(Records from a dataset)
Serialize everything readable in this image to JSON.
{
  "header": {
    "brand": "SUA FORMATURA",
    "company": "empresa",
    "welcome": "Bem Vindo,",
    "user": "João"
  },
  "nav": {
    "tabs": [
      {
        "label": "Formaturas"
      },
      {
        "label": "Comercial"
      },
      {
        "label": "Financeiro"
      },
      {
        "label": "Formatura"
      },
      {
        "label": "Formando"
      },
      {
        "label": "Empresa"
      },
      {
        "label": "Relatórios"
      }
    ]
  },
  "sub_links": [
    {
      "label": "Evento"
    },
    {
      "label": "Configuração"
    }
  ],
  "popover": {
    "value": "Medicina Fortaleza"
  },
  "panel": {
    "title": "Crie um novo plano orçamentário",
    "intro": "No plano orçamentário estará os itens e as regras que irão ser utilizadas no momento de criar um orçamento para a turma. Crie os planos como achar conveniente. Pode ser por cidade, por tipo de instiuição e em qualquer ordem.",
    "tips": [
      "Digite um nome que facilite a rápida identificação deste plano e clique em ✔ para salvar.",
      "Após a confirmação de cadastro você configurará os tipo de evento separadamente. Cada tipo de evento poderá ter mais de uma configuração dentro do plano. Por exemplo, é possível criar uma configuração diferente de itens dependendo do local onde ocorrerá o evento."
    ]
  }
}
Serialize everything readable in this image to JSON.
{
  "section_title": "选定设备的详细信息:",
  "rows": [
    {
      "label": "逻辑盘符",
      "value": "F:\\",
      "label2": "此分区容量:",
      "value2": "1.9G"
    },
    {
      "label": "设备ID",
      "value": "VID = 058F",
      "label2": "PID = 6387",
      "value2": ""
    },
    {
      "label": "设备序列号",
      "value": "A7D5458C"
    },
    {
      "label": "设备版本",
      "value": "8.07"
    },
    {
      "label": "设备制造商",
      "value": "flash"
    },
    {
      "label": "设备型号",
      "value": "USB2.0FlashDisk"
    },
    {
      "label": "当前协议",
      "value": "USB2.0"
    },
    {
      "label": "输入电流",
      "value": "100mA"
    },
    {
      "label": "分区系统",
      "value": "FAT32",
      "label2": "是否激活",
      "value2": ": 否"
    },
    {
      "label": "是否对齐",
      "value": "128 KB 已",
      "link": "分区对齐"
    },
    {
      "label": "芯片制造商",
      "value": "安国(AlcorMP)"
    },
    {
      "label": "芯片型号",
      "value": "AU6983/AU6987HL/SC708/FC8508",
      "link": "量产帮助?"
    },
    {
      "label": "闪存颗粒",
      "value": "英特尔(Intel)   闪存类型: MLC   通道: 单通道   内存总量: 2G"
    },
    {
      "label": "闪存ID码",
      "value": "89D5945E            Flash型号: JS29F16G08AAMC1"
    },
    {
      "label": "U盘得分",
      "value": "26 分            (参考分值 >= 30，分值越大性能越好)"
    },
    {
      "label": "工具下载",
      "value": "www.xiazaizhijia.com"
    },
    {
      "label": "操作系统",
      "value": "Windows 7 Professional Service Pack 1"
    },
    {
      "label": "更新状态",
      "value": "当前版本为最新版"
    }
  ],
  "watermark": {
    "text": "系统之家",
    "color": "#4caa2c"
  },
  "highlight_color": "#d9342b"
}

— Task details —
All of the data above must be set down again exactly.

— Result below —
Serialize everything readable in this image to JSON.
{
  "header": {
    "brand": "SUA FORMATURA",
    "company": "empresa",
    "welcome": "Bem Vindo,",
    "user": "João"
  },
  "nav": {
    "tabs": [
      {
        "label": "Formaturas"
      },
      {
        "label": "Comercial"
      },
      {
        "label": "Financeiro"
      },
      {
        "label": "Formatura"
      },
      {
        "label": "Formando"
      },
      {
        "label": "Empresa"
      },
      {
        "label": "Relatórios"
      }
    ]
  },
  "sub_links": [
    {
      "label": "Evento"
    },
    {
      "label": "Configuração"
    }
  ],
  "popover": {
    "value": "Medicina Fortaleza"
  },
  "panel": {
    "title": "Crie um novo plano orçamentário",
    "intro": "No plano orçamentário estará os itens e as regras que irão ser utilizadas no momento de criar um orçamento para a turma. Crie os planos como achar conveniente. Pode ser por cidade, por tipo de instiuição e em qualquer ordem.",
    "tips": [
      "Digite um nome que facilite a rápida identificação deste plano e clique em ✔ para salvar.",
      "Após a confirmação de cadastro você configurará os tipo de evento separadamente. Cada tipo de evento poderá ter mais de uma configuração dentro do plano. Por exemplo, é possível criar uma configuração diferente de itens dependendo do local onde ocorrerá o evento."
    ]
  }
}
Serialize everything readable in this image to JSON.
{
  "section_title": "选定设备的详细信息:",
  "rows": [
    {
      "label": "逻辑盘符",
      "value": "F:\\",
      "label2": "此分区容量:",
      "value2": "1.9G"
    },
    {
      "label": "设备ID",
      "value": "VID = 058F",
      "label2": "PID = 6387",
      "value2": ""
    },
    {
      "label": "设备序列号",
      "value": "A7D5458C"
    },
    {
      "label": "设备版本",
      "value": "8.07"
    },
    {
      "label": "设备制造商",
      "value": "flash"
    },
    {
      "label": "设备型号",
      "value": "USB2.0FlashDisk"
    },
    {
      "label": "当前协议",
      "value": "USB2.0"
    },
    {
      "label": "输入电流",
      "value": "100mA"
    },
    {
      "label": "分区系统",
      "value": "FAT32",
      "label2": "是否激活",
      "value2": ": 否"
    },
    {
      "label": "是否对齐",
      "value": "128 KB 已",
      "link": "分区对齐"
    },
    {
      "label": "芯片制造商",
      "value": "安国(AlcorMP)"
    },
    {
      "label": "芯片型号",
      "value": "AU6983/AU6987HL/SC708/FC8508",
      "link": "量产帮助?"
    },
    {
      "label": "闪存颗粒",
      "value": "英特尔(Intel)   闪存类型: MLC   通道: 单通道   内存总量: 2G"
    },
    {
      "label": "闪存ID码",
      "value": "89D5945E            Flash型号: JS29F16G08AAMC1"
    },
    {
      "label": "U盘得分",
      "value": "26 分            (参考分值 >= 30，分值越大性能越好)"
    },
    {
      "label": "工具下载",
      "value": "www.xiazaizhijia.com"
    },
    {
      "label": "操作系统",
      "value": "Windows 7 Professional Service Pack 1"
    },
    {
      "label": "更新状态",
      "value": "当前版本为最新版"
    }
  ],
  "watermark": {
    "text": "系统之家",
    "color": "#4caa2c"
  },
  "highlight_color": "#d9342b"
}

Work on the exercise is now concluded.